# TASK INPUTS
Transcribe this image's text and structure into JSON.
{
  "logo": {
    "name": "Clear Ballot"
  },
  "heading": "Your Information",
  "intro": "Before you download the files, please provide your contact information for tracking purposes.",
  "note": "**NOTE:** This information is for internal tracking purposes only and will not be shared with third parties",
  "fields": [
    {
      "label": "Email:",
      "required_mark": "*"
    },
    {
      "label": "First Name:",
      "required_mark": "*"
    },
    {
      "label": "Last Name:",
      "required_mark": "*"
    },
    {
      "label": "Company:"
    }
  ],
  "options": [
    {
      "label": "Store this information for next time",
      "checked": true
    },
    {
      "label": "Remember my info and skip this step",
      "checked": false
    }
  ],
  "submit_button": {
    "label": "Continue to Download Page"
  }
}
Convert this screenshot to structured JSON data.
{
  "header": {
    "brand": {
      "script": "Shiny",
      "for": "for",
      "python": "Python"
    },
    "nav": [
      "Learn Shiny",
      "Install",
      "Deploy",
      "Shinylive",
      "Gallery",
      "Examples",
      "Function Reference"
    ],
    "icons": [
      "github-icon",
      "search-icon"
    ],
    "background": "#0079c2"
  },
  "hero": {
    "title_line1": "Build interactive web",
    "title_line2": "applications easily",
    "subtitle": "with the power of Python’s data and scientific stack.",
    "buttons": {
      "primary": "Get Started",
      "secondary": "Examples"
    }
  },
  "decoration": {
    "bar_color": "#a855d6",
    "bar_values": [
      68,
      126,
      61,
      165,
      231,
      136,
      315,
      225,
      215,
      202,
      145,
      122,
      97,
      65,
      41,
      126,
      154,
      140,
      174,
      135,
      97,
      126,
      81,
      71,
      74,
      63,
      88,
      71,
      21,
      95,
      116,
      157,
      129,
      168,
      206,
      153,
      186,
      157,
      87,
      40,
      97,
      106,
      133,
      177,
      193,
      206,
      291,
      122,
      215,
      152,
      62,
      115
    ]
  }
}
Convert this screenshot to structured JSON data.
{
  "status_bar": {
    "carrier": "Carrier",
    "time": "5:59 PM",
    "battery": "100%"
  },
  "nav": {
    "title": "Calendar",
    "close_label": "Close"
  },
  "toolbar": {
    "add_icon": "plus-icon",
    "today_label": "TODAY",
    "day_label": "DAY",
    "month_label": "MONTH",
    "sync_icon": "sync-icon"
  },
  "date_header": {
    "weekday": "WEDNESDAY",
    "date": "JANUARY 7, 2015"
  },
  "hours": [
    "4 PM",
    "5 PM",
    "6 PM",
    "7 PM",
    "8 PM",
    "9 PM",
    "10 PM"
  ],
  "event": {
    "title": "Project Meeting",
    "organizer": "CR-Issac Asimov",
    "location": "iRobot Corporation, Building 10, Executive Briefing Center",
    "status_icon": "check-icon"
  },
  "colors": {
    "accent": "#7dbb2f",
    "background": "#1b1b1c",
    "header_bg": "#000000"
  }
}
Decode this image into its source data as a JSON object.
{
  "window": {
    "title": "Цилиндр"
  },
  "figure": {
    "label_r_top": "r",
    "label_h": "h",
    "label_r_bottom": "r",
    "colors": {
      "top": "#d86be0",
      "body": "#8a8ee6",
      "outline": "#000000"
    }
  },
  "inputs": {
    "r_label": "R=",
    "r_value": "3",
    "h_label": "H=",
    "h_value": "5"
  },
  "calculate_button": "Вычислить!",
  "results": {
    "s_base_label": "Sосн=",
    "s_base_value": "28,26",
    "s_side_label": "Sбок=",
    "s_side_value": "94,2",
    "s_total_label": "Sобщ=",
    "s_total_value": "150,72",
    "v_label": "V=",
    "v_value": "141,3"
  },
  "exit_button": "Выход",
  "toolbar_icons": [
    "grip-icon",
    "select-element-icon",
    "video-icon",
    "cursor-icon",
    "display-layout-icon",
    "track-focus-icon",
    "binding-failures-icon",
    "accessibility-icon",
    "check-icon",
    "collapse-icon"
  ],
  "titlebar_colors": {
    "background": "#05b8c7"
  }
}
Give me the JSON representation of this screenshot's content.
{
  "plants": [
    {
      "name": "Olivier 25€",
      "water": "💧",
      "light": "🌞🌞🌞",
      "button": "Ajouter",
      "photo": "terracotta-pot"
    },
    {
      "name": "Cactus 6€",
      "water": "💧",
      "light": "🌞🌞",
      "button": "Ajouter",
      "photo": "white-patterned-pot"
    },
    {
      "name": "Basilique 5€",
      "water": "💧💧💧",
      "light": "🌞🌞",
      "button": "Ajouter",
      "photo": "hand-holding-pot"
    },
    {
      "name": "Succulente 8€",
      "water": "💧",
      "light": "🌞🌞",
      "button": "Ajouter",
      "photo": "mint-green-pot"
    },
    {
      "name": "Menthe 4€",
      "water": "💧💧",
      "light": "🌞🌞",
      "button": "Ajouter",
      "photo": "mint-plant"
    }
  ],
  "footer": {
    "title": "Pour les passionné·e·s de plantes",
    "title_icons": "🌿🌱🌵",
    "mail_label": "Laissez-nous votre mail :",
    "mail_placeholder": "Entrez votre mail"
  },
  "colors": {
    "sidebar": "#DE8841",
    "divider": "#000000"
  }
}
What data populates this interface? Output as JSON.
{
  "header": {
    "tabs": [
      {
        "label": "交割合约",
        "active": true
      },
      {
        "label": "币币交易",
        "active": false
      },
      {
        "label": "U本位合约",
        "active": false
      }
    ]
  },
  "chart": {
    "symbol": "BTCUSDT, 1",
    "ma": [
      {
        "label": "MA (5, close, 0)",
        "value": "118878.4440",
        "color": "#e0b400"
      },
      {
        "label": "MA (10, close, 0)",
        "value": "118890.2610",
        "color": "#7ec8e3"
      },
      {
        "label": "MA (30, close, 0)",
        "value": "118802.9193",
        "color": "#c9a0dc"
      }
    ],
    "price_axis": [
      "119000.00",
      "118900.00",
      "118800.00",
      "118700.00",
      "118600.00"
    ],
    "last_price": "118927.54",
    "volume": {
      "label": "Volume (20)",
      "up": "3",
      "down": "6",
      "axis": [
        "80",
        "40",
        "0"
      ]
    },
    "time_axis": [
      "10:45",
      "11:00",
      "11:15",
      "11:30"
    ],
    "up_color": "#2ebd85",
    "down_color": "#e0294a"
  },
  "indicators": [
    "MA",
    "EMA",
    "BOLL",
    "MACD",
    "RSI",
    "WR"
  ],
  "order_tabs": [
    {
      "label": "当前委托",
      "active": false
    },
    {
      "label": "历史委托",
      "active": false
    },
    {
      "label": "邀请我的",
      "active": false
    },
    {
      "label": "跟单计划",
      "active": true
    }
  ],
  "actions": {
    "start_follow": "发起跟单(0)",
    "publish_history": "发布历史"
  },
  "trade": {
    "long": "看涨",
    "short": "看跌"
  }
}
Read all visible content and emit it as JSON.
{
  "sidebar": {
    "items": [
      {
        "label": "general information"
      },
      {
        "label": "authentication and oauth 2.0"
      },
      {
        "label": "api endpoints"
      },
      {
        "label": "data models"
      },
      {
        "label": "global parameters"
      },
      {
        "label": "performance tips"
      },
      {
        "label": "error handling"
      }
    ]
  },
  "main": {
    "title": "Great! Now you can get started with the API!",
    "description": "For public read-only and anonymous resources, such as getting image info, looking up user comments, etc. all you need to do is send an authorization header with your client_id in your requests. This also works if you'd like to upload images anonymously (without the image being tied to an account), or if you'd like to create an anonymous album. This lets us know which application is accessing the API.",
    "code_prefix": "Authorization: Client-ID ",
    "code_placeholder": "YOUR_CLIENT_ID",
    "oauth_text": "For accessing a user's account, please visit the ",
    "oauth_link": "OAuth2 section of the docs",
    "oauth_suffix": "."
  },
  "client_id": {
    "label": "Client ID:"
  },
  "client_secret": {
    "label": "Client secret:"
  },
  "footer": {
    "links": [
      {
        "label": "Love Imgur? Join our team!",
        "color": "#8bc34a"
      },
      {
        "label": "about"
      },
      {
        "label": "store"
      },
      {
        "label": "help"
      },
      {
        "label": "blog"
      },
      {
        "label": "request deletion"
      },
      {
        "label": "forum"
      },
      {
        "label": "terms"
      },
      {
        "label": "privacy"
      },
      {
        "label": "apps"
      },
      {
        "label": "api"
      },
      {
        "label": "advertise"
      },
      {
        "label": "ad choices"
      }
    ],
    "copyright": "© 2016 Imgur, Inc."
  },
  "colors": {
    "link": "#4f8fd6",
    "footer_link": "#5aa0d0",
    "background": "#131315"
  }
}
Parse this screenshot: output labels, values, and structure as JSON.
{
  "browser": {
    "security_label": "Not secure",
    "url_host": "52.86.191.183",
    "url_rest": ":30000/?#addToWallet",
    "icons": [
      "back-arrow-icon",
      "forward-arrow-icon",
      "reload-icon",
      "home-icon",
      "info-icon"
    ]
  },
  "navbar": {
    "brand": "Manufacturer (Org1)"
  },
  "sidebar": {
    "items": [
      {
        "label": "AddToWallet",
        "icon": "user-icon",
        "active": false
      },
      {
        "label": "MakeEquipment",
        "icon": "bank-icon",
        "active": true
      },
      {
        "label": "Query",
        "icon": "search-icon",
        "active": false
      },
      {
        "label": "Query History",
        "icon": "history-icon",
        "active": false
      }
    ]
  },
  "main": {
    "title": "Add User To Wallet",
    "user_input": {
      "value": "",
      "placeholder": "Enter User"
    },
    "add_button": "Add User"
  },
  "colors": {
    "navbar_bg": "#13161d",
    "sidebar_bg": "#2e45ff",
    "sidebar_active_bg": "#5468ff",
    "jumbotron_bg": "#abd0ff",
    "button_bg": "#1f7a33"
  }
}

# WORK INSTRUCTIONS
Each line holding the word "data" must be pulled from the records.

# WRITTEN ANSWER
Convert this screenshot to structured JSON data.
    "subtitle": "with the power of Python’s data and scientific stack.",
Convert this screenshot to structured JSON data.
Decode this image into its source data as a JSON object.
What data populates this interface? Output as JSON.
        "label": "data models"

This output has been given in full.